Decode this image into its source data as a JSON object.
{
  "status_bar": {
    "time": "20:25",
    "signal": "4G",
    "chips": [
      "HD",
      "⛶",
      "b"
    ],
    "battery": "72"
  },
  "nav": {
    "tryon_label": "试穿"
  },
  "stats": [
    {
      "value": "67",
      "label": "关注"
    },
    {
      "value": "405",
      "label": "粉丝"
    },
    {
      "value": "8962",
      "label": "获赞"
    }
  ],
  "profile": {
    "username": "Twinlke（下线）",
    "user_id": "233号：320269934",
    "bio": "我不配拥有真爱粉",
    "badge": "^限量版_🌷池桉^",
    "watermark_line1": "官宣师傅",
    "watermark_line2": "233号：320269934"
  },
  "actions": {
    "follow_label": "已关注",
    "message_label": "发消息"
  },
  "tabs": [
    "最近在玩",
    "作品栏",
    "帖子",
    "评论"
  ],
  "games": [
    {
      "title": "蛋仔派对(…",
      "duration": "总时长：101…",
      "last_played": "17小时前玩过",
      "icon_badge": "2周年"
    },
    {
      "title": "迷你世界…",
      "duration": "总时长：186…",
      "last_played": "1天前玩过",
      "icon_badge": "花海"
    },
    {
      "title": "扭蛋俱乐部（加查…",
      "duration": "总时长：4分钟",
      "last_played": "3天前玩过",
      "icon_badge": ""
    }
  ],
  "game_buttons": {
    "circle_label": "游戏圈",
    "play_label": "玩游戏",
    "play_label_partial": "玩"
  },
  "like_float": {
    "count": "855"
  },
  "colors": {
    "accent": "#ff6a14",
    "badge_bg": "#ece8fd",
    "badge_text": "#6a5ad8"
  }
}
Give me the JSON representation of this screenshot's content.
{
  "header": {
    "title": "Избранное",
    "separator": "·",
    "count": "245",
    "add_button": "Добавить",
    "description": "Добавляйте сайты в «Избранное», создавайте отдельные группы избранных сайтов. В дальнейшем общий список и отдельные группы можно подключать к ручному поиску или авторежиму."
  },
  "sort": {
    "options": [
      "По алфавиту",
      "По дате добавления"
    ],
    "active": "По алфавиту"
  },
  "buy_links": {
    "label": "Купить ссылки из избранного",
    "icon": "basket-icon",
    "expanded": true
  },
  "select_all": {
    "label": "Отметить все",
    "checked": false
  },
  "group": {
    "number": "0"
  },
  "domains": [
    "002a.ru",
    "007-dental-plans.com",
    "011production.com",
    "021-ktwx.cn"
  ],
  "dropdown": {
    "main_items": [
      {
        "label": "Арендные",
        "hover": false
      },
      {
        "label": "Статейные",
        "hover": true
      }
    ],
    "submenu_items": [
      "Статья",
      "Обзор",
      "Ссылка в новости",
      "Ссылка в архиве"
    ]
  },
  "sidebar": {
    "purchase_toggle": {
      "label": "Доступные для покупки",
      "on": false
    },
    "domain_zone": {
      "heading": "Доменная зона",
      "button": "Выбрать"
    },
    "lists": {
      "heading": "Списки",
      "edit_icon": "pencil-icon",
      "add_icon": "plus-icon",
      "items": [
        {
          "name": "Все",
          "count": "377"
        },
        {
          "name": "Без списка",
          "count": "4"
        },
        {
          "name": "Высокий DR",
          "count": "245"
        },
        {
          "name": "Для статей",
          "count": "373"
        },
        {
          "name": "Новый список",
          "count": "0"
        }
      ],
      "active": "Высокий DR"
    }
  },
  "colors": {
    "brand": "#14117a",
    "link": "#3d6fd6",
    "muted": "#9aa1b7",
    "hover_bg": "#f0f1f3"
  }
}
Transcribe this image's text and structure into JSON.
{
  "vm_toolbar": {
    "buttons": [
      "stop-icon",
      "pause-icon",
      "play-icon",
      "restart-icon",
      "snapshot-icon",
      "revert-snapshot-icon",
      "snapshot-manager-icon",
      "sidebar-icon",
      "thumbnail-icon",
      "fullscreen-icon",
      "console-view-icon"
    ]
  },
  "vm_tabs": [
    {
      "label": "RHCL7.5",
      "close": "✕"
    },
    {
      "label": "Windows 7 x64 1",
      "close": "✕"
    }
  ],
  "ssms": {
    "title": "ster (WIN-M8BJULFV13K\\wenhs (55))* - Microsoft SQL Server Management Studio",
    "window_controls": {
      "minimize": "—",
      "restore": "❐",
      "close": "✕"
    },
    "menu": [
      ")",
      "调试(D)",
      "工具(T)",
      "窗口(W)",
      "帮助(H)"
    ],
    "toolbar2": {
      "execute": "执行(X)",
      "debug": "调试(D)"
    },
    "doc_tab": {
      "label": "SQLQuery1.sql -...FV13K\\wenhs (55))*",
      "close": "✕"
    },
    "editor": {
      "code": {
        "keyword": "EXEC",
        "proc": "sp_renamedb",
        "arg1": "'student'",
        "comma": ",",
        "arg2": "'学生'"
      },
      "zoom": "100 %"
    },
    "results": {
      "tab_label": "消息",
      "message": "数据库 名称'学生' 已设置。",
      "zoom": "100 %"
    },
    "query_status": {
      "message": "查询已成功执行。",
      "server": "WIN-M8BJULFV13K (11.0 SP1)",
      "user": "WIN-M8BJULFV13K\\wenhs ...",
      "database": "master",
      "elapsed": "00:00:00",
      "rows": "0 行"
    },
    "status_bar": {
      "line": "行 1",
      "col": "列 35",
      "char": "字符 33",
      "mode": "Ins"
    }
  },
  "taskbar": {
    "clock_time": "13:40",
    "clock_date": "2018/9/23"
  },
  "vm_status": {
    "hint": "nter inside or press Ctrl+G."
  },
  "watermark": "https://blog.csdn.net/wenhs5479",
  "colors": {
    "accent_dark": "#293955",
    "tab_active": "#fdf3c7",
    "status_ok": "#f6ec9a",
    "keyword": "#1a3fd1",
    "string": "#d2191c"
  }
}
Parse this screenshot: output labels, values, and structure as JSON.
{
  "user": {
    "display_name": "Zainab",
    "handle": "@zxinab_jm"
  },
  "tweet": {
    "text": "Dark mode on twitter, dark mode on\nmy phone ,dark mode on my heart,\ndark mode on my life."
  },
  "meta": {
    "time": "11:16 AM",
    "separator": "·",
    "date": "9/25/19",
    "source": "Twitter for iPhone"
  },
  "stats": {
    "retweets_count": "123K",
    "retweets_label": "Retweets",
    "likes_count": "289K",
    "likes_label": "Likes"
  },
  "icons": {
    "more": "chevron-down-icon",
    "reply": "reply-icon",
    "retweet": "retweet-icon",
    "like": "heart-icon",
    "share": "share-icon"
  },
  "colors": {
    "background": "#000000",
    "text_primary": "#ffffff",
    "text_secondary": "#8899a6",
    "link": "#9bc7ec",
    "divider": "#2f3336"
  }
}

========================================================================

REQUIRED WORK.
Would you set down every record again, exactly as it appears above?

RESPONSE BELOW.
Decode this image into its source data as a JSON object.
{
  "status_bar": {
    "time": "20:25",
    "signal": "4G",
    "chips": [
      "HD",
      "⛶",
      "b"
    ],
    "battery": "72"
  },
  "nav": {
    "tryon_label": "试穿"
  },
  "stats": [
    {
      "value": "67",
      "label": "关注"
    },
    {
      "value": "405",
      "label": "粉丝"
    },
    {
      "value": "8962",
      "label": "获赞"
    }
  ],
  "profile": {
    "username": "Twinlke（下线）",
    "user_id": "233号：320269934",
    "bio": "我不配拥有真爱粉",
    "badge": "^限量版_🌷池桉^",
    "watermark_line1": "官宣师傅",
    "watermark_line2": "233号：320269934"
  },
  "actions": {
    "follow_label": "已关注",
    "message_label": "发消息"
  },
  "tabs": [
    "最近在玩",
    "作品栏",
    "帖子",
    "评论"
  ],
  "games": [
    {
      "title": "蛋仔派对(…",
      "duration": "总时长：101…",
      "last_played": "17小时前玩过",
      "icon_badge": "2周年"
    },
    {
      "title": "迷你世界…",
      "duration": "总时长：186…",
      "last_played": "1天前玩过",
      "icon_badge": "花海"
    },
    {
      "title": "扭蛋俱乐部（加查…",
      "duration": "总时长：4分钟",
      "last_played": "3天前玩过",
      "icon_badge": ""
    }
  ],
  "game_buttons": {
    "circle_label": "游戏圈",
    "play_label": "玩游戏",
    "play_label_partial": "玩"
  },
  "like_float": {
    "count": "855"
  },
  "colors": {
    "accent": "#ff6a14",
    "badge_bg": "#ece8fd",
    "badge_text": "#6a5ad8"
  }
}
Give me the JSON representation of this screenshot's content.
{
  "header": {
    "title": "Избранное",
    "separator": "·",
    "count": "245",
    "add_button": "Добавить",
    "description": "Добавляйте сайты в «Избранное», создавайте отдельные группы избранных сайтов. В дальнейшем общий список и отдельные группы можно подключать к ручному поиску или авторежиму."
  },
  "sort": {
    "options": [
      "По алфавиту",
      "По дате добавления"
    ],
    "active": "По алфавиту"
  },
  "buy_links": {
    "label": "Купить ссылки из избранного",
    "icon": "basket-icon",
    "expanded": true
  },
  "select_all": {
    "label": "Отметить все",
    "checked": false
  },
  "group": {
    "number": "0"
  },
  "domains": [
    "002a.ru",
    "007-dental-plans.com",
    "011production.com",
    "021-ktwx.cn"
  ],
  "dropdown": {
    "main_items": [
      {
        "label": "Арендные",
        "hover": false
      },
      {
        "label": "Статейные",
        "hover": true
      }
    ],
    "submenu_items": [
      "Статья",
      "Обзор",
      "Ссылка в новости",
      "Ссылка в архиве"
    ]
  },
  "sidebar": {
    "purchase_toggle": {
      "label": "Доступные для покупки",
      "on": false
    },
    "domain_zone": {
      "heading": "Доменная зона",
      "button": "Выбрать"
    },
    "lists": {
      "heading": "Списки",
      "edit_icon": "pencil-icon",
      "add_icon": "plus-icon",
      "items": [
        {
          "name": "Все",
          "count": "377"
        },
        {
          "name": "Без списка",
          "count": "4"
        },
        {
          "name": "Высокий DR",
          "count": "245"
        },
        {
          "name": "Для статей",
          "count": "373"
        },
        {
          "name": "Новый список",
          "count": "0"
        }
      ],
      "active": "Высокий DR"
    }
  },
  "colors": {
    "brand": "#14117a",
    "link": "#3d6fd6",
    "muted": "#9aa1b7",
    "hover_bg": "#f0f1f3"
  }
}
Transcribe this image's text and structure into JSON.
{
  "vm_toolbar": {
    "buttons": [
      "stop-icon",
      "pause-icon",
      "play-icon",
      "restart-icon",
      "snapshot-icon",
      "revert-snapshot-icon",
      "snapshot-manager-icon",
      "sidebar-icon",
      "thumbnail-icon",
      "fullscreen-icon",
      "console-view-icon"
    ]
  },
  "vm_tabs": [
    {
      "label": "RHCL7.5",
      "close": "✕"
    },
    {
      "label": "Windows 7 x64 1",
      "close": "✕"
    }
  ],
  "ssms": {
    "title": "ster (WIN-M8BJULFV13K\\wenhs (55))* - Microsoft SQL Server Management Studio",
    "window_controls": {
      "minimize": "—",
      "restore": "❐",
      "close": "✕"
    },
    "menu": [
      ")",
      "调试(D)",
      "工具(T)",
      "窗口(W)",
      "帮助(H)"
    ],
    "toolbar2": {
      "execute": "执行(X)",
      "debug": "调试(D)"
    },
    "doc_tab": {
      "label": "SQLQuery1.sql -...FV13K\\wenhs (55))*",
      "close": "✕"
    },
    "editor": {
      "code": {
        "keyword": "EXEC",
        "proc": "sp_renamedb",
        "arg1": "'student'",
        "comma": ",",
        "arg2": "'学生'"
      },
      "zoom": "100 %"
    },
    "results": {
      "tab_label": "消息",
      "message": "数据库 名称'学生' 已设置。",
      "zoom": "100 %"
    },
    "query_status": {
      "message": "查询已成功执行。",
      "server": "WIN-M8BJULFV13K (11.0 SP1)",
      "user": "WIN-M8BJULFV13K\\wenhs ...",
      "database": "master",
      "elapsed": "00:00:00",
      "rows": "0 行"
    },
    "status_bar": {
      "line": "行 1",
      "col": "列 35",
      "char": "字符 33",
      "mode": "Ins"
    }
  },
  "taskbar": {
    "clock_time": "13:40",
    "clock_date": "2018/9/23"
  },
  "vm_status": {
    "hint": "nter inside or press Ctrl+G."
  },
  "watermark": "https://blog.csdn.net/wenhs5479",
  "colors": {
    "accent_dark": "#293955",
    "tab_active": "#fdf3c7",
    "status_ok": "#f6ec9a",
    "keyword": "#1a3fd1",
    "string": "#d2191c"
  }
}
Parse this screenshot: output labels, values, and structure as JSON.
{
  "user": {
    "display_name": "Zainab",
    "handle": "@zxinab_jm"
  },
  "tweet": {
    "text": "Dark mode on twitter, dark mode on\nmy phone ,dark mode on my heart,\ndark mode on my life."
  },
  "meta": {
    "time": "11:16 AM",
    "separator": "·",
    "date": "9/25/19",
    "source": "Twitter for iPhone"
  },
  "stats": {
    "retweets_count": "123K",
    "retweets_label": "Retweets",
    "likes_count": "289K",
    "likes_label": "Likes"
  },
  "icons": {
    "more": "chevron-down-icon",
    "reply": "reply-icon",
    "retweet": "retweet-icon",
    "like": "heart-icon",
    "share": "share-icon"
  },
  "colors": {
    "background": "#000000",
    "text_primary": "#ffffff",
    "text_secondary": "#8899a6",
    "link": "#9bc7ec",
    "divider": "#2f3336"
  }
}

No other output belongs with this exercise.